Built to save money on export pipelines, which would otherwise need to carry peak day demand for thousands of kilometres, storage is struggling to justify itself in many countries. Industrial demand is down and alternative energy sources, undreamed of when the facilities were built, are meeting power generation needs at irregular hours. This helps explain both the market’s relaxed approach to the swingeing cuts in output from Groningen, the swing gas producer for northwest European households, and governmental alarm.
A report published by Cedigaz this week says that in mature markets – North America, most of Europe, and the former Soviet Union – the growth in working capacity is limited, and could even be negative. Some plants in the European Union are being mothballed as the economics work against them. In the liberalised markets, the gas industry has undergone massive changes, largely impacting storage activity which is increasingly geared to trading and managing gas price fluctuations.
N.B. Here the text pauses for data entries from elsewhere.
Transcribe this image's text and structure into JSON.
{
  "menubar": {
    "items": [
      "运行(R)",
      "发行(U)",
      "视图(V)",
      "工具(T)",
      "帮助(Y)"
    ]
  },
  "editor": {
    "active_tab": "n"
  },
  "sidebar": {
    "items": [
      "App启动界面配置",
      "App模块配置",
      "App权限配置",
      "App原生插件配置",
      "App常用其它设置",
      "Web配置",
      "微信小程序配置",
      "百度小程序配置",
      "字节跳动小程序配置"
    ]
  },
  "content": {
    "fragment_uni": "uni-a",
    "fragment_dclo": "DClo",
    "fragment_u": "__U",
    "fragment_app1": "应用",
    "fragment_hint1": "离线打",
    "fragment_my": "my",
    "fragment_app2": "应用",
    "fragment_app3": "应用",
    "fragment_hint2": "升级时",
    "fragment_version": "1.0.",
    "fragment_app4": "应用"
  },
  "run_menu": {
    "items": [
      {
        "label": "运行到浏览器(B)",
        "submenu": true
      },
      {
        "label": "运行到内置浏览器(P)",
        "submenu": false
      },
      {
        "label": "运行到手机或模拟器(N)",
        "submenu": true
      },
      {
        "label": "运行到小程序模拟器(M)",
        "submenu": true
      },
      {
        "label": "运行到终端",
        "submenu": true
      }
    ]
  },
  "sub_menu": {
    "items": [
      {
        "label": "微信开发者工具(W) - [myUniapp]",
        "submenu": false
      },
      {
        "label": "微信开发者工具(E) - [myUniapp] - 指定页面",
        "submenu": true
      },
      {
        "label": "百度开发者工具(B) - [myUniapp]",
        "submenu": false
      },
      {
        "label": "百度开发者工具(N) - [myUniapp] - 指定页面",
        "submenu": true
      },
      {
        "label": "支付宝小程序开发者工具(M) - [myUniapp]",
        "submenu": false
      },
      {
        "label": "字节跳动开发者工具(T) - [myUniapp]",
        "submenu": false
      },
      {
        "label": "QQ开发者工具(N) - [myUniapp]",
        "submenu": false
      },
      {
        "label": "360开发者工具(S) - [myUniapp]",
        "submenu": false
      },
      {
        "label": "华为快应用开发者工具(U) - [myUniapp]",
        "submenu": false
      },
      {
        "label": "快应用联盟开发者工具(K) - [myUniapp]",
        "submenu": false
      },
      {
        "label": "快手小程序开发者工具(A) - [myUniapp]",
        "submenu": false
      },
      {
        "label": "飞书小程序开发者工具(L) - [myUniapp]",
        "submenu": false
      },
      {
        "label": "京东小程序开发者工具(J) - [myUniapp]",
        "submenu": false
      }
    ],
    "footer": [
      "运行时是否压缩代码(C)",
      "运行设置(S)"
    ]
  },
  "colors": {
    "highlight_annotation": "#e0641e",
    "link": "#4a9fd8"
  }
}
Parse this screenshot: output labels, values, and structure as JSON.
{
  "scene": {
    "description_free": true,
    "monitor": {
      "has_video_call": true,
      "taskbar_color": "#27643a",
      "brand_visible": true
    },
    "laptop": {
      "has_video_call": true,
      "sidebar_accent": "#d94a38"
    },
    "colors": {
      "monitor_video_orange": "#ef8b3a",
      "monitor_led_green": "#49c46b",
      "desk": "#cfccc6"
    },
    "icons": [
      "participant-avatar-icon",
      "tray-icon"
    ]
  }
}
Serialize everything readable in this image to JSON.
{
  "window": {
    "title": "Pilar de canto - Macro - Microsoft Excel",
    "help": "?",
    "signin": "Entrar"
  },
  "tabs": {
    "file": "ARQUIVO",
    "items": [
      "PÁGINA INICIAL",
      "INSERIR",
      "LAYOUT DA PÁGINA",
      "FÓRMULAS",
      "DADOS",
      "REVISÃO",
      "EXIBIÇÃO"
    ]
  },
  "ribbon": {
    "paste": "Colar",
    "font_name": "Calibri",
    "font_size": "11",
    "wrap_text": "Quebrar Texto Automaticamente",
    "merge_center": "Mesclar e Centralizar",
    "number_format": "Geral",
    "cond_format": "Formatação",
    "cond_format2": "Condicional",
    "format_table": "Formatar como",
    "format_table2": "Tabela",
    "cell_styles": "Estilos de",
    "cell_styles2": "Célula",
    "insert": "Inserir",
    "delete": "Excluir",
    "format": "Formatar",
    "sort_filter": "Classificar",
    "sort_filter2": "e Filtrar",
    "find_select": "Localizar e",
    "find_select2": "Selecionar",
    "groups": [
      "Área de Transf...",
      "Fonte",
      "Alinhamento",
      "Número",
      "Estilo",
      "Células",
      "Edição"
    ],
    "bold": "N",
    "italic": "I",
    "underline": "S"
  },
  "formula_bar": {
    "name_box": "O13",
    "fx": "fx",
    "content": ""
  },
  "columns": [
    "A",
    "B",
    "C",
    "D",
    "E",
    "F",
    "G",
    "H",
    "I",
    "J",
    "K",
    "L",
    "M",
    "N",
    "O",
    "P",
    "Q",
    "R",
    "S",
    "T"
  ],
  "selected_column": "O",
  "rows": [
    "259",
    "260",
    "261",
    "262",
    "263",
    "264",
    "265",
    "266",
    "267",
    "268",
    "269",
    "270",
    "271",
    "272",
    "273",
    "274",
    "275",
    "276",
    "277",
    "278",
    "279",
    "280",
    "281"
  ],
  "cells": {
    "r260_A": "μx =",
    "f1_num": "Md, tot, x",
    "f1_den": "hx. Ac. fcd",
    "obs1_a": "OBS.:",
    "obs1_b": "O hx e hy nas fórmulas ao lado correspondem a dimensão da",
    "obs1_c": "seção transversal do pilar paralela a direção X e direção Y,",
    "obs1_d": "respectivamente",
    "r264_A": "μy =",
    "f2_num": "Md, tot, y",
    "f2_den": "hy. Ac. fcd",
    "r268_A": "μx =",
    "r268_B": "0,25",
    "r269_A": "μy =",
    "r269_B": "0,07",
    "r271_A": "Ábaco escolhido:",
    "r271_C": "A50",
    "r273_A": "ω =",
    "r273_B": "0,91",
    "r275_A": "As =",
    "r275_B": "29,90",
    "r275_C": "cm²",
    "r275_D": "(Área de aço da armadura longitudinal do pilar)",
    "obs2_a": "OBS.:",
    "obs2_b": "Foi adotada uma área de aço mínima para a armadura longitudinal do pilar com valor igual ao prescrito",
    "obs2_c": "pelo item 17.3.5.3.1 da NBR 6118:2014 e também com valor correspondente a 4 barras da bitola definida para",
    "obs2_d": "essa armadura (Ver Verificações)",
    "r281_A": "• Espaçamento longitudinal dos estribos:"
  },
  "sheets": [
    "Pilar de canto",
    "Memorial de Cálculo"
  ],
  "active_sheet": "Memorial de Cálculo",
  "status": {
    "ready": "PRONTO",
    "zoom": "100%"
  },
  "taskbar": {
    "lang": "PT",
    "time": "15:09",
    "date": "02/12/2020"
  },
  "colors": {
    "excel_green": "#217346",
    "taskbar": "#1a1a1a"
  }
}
New storage needs, it says, are linked to the development of trading activity and to the use of natural gas as a back‐up of intermittent renewable energy in the power sector. The focus is on increasing peak deliverability rather than storage volumes, meaning salt caverns not depleted gas fields such as the slightly scaled down Rough field off the UK.
According to storage operator RWE, all the EU gas demand growth scenarios that are in line with EU-targets result in a significant and continuous downturn till 2030. The European Commission itself “believes that the current level of gas storage capacity is adequate” according to its gas storage strategy; and to make things even more affordable, the EC will “improve the operational rules on the crossborder use of storages.”
Storage bookings reflect the narrow summer-winter spread: volumes are down and the value put on standard bundled units (injection, space and withdrawal rights) is lower. Meanwhile operators have to maintain and upgrade the IT systems that control the operations and the staff that run them.
There are two approaches to this problem: for governments who cannot trust the market, of which Europe has a few, such as Hungary and France, one answer might be need subsidies: this may take the form of top-ups where auctions yield a low total, and the money recovered from users in lieu of payment for grid expansion; or the creation of strategic storage.
Governments who do trust the market however, such as the UK and Germany, will have to witness the mothballing of plant. Sale of the cushion gas will make a useful one-off contribution to the owner’s balance sheet.
In the UK, a paper published in April by the Gas Storage Operators Group, Energy and Utilities Alliance, WatersWye Associates and others, the UK’s comparatively low level of storage does not look set to rise, with a number of proposed storage projects that had been granted planning permission having been recently cancelled, such as Baird, Caythorpe and Whitehill; or put on hold.
The future shape of gas supply to the UK is changing dramatically, the report says. From self-sufficiency just over a decade ago, it now imports over half; and this is forecast to rise to over 90% within the next 20 years. Furthermore, the UK is highly likely to see greater volatility in its gas demand in the near future owing to the use of more renewable generation to help the UK meet its environmental obligations.
Use of linepack has gone up sharply and this is likely to worsen as a result of the combined impacts of declining offshore flexibility and the roll-out of additional gas fired generation to support the expanding number of renewable projects.
Moreover, if gas storage were not on the system, not only would UK need to secure additional imports of gas; the network operators would also need to invest in costly system reinforcement to allow the system to deliver that gas to customers. The costs of this reinforcement would ultimately be borne by customers through higher gas bills.
These are the kinds of benign dilemmas facing governments, at a time of oversupply and accompanying low gas prices.